Family Medicine Salary: How Much Does A Family Doctor Make?
People become doctors for a number of reasons. Some want the fast-paced atmosphere of the ER. Others want the challenge (and salary) of a surgeon. And some become family doctors, preferring to focus on the entire person, rather than stick with a specialty.
If you’re thinking of making family practice your career as a physician, you’ll need to know what you’re in for salary-wise. Keep reading to find out the average family physician salary in your state.
Average Family Medicine Physician Salary by State
How much does a family medicine physician make? On average, a family doctor salary is $215,045.

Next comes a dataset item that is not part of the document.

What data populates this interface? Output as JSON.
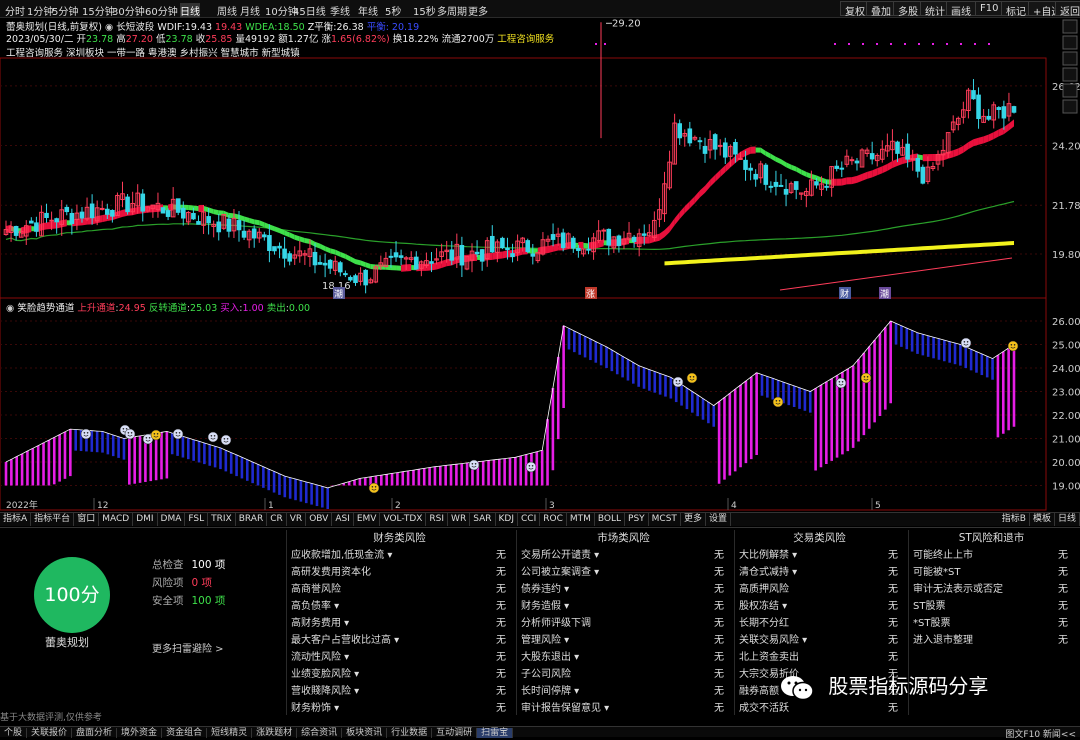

Your exact salary range will vary by a number of factors including where you live, if you work in a hospital or private practice, and the services you offer. Here are family practice physician salaries based on state:
Compensation for Family Doctors vs. Other Medical Specialties
Even though family doctors treat the largest range of people, their salaries are on the lower end of physician specialties. On average, family physicians make about $215,000 per year. Here’s how that compares to some of their colleagues’ salaries, based on a Medscape report:
- Orthopedics – $511,000/year
- Plastic surgeons – $479,000/year
- Cardiologists – $438,000/year
- Urologists – $417,000
- Oncologists – $377,000/year
- Emergency medicine – $357,000
- Ob/Gyn – $308,000/year
- Psychiatry – $268,000/year
Family practitioners are at the bottom of Medscape’s salary list, above only public health practitioners and pediatric physicians, both of whom make $232,000/year on average.
Learn More: How Much Do Doctors Make an Hour?
Why are Family Doctors Paid Less Than Other Specialties
Family doctors aren’t paid less because their job is any easier than other physicians. There are a few sound reasons, including:
Patients of family doctors are generally healthier
When a patient goes to see an oncologist or a plastic surgeon, they are likely looking for an advanced treatment that requires surgery or long-term care. Family doctors operate in a more preventative capacity. Instead, patients often go once a year for a physical or when they have ailments like the flu or an ear infection.
While family doctors can deal with more serious matters, they reach a point where they’ll need to recommend a specialist. Those specialists will, in turn, be the ones who make more.
Family doctors perform less billable procedures
Family doctors don’t usually perform open heart surgery or reset broken bones. They focus on diagnosing and referring patients to specialists, as needed. Unfortunately, the more complex procedures come with a higher price tag, while preventative medicine pays less.
Specialists train longer
The longer you continue to study, the more you typically expect to make. With higher student loans and more complex procedures, there needs to be an incentive more than just passion for the job. Specialists like plastic surgeons and cardiologists need to pursue fellowships after residency, which can last up to 7 years. Plus, there are fewer specialists, making the field more competitive. These factors result in higher incomes.
Insurance payouts are different
How insurance pays doctors is a whole separate article, but in general, doctors who receive payouts from Medicare patients will see varying degrees of payouts. For procedural work, Medicare pays out more to physicians. For diagnostics, which is primarily what family physicians focus on, Medicare pays out less.
Increasing Your Pay as a Family Doctor
There are a few key moves family practitioners can make that can increase their income. While you likely won’t see hundreds of thousands of dollars extra, you can bump up your salary by a few thousand.
Take on more patients
The American Academy of Family Physicians found that the most influential factor in a family physician’s salary was the number of patients they saw. Higher earners saw about 122 patients each week, while lower salary earners saw just 84 patients in a week. If you’re looking to increase your income, consider taking on more patients, if that’s something your schedule can handle.
Get better at coding
Medical coding is almost like its own science. If you fail to code a patient’s care correctly, you could be short-changing yourself. If you own your own practice, you need to have a billing and coding department, even if it’s just a small one. This person (or team of people) can help you keep your billing in order so you’re getting the compensation you deserve.
Charge for no-shows
While it can be tempting to not charge patients who don’t show up for their appointment, you need to prioritize your business as well as your patients. A patient who doesn’t show up has taken an appointment slot from someone who could have used it and who could have paid.
Work as a locum tenens
You can work as a temporary or part-time doctor (locum tenens) to earn some extra income. This allows you to pick up extra shifts in different disciplines. Take a look at locumtenens.com, which shows locum tenens opportunities all around the country.
If you want to expand your business, you’ll only get more patients if they can find you. Having an easily navigable website is key to getting more patients in the door. Your website should not only look professional, but it should include the following:
- Your services
- Your hours & location
- An online booking portal (if that’s something you can manage)
- How payment works
- What insurance providers you accept
You don’t have to become a designer to accomplish this. You can hire a web designer and/or marketer to help you get traffic to your site.